> _Problem details_
From the data below, return each line in which the string "accent" is found.
*** Data ***
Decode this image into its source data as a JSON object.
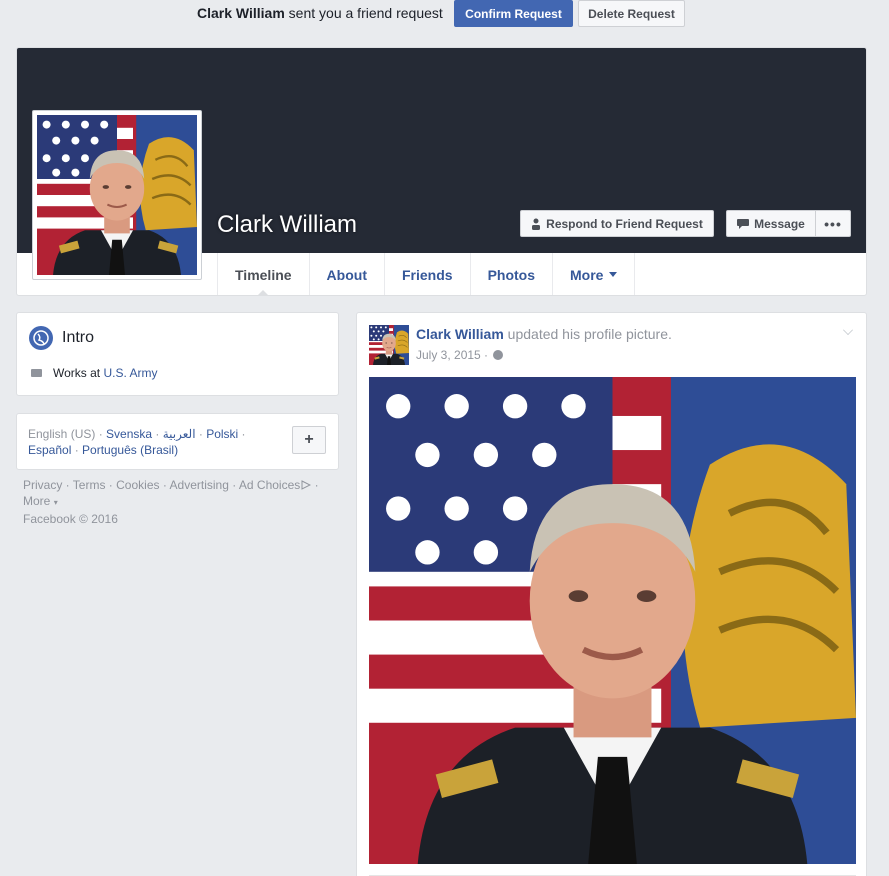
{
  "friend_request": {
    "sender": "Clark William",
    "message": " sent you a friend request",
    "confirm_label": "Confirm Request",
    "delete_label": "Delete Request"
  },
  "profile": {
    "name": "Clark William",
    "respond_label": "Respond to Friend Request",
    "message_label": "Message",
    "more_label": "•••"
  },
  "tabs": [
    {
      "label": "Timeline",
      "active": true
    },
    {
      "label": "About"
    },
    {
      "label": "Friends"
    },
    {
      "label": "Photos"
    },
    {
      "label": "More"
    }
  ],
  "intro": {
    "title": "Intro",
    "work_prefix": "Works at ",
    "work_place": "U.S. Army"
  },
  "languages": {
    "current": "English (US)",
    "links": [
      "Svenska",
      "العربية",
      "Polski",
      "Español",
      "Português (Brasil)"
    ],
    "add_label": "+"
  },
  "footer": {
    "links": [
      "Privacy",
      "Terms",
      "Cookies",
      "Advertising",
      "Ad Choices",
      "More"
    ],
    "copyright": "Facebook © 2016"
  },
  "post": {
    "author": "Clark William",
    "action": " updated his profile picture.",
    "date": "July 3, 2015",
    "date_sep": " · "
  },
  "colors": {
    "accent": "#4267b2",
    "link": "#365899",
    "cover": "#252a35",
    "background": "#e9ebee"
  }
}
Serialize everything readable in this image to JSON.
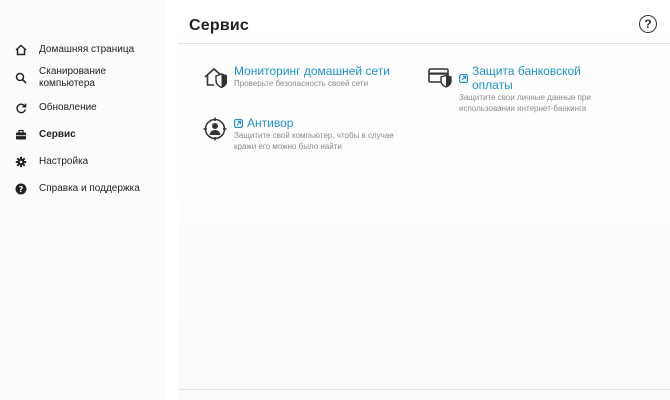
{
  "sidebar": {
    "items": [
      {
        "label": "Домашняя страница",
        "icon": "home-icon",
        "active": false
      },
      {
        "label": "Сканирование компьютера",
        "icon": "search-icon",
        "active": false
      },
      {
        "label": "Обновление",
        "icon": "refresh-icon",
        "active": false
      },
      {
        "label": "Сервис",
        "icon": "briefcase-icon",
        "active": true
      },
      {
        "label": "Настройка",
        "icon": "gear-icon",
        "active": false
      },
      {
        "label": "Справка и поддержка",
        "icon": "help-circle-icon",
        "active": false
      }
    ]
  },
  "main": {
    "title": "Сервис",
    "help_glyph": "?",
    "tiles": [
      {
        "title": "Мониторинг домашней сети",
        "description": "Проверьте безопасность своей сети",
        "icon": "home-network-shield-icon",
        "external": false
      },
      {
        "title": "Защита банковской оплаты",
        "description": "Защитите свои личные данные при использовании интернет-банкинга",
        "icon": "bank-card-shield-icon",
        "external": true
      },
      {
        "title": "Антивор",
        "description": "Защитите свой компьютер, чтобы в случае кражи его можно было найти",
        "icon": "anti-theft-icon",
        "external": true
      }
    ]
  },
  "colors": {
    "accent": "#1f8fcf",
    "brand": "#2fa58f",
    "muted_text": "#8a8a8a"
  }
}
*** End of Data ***
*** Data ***
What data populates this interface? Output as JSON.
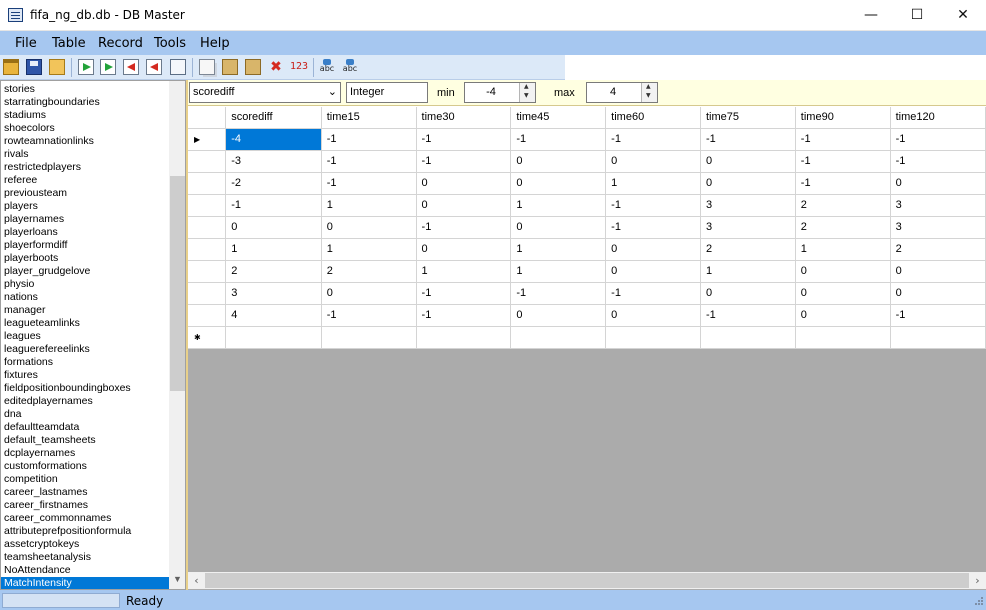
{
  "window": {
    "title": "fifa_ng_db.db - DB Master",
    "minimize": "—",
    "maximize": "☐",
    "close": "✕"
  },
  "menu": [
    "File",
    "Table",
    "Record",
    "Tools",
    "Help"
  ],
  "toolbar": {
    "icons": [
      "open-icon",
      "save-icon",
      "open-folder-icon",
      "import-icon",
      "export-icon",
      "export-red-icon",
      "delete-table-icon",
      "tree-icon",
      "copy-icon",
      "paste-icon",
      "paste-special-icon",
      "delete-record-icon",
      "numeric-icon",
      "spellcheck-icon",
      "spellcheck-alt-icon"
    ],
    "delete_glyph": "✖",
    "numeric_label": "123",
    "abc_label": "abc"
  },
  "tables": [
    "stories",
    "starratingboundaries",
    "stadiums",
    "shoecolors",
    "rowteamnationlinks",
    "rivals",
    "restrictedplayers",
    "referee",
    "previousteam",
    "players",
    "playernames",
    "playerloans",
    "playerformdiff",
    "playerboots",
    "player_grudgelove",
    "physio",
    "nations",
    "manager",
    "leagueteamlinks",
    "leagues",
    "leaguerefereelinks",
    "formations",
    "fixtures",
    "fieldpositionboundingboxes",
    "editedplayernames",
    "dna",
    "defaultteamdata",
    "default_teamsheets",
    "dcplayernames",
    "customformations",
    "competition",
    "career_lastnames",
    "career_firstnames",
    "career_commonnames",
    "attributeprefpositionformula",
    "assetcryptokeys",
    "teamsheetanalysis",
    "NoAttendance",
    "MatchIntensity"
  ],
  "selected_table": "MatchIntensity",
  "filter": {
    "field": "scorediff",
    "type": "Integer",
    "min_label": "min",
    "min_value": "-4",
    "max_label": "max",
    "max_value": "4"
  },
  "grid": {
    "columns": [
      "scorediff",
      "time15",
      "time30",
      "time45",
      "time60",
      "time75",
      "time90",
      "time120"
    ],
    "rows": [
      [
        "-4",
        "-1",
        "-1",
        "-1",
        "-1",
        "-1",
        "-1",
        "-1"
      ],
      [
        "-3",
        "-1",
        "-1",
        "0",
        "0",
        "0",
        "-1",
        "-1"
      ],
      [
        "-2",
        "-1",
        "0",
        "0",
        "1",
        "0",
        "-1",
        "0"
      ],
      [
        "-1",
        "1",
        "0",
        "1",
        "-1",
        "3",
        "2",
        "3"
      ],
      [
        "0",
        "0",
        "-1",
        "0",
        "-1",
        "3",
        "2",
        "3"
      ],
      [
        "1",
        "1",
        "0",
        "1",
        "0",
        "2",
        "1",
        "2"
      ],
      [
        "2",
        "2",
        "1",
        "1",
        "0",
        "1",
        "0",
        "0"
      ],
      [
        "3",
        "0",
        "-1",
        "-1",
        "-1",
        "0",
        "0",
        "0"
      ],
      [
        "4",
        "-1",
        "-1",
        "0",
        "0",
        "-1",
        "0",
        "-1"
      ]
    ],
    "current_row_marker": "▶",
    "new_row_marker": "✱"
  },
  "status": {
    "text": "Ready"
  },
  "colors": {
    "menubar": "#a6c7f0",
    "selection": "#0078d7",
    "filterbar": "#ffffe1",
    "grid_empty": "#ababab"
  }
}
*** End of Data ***
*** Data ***
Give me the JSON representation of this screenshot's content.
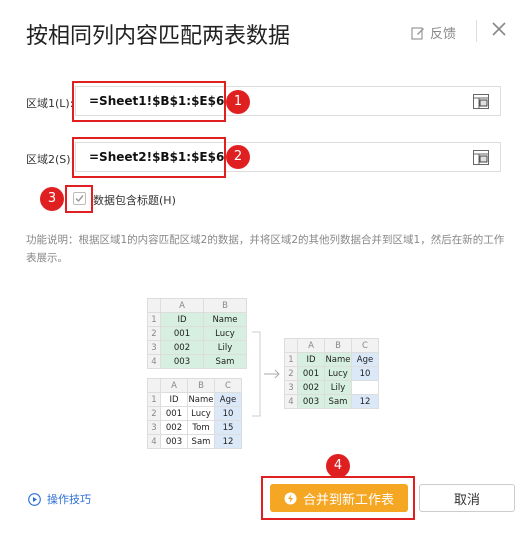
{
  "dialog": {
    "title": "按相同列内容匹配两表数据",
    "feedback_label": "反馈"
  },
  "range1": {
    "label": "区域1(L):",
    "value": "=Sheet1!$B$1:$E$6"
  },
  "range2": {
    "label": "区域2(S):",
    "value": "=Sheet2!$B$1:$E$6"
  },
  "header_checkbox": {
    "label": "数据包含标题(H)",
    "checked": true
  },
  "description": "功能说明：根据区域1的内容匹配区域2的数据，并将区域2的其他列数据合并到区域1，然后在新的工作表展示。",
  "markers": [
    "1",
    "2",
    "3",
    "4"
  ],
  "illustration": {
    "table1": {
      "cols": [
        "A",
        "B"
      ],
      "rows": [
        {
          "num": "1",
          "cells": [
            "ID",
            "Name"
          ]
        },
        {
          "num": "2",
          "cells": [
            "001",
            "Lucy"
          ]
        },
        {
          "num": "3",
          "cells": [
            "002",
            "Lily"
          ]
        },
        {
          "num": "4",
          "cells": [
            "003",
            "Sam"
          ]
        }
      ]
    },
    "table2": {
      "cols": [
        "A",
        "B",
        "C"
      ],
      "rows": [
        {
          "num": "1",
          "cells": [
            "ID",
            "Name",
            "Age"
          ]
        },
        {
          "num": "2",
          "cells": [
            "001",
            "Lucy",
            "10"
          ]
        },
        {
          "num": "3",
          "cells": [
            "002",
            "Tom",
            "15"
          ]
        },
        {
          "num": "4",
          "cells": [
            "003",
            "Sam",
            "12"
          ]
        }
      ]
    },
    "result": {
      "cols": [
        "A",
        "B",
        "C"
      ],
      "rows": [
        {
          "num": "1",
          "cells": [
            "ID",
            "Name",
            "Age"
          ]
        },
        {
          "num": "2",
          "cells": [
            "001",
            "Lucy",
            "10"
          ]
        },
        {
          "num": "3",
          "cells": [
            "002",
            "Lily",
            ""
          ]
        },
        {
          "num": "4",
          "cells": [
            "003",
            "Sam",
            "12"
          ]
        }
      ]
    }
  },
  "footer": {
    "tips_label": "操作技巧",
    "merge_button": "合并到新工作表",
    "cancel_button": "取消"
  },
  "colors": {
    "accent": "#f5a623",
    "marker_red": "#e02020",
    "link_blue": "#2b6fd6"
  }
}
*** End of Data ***
> _Solution below_
    "accent": "#4267b2",
    "accent": "#1f8fcf",
    "accent": "#f5a623",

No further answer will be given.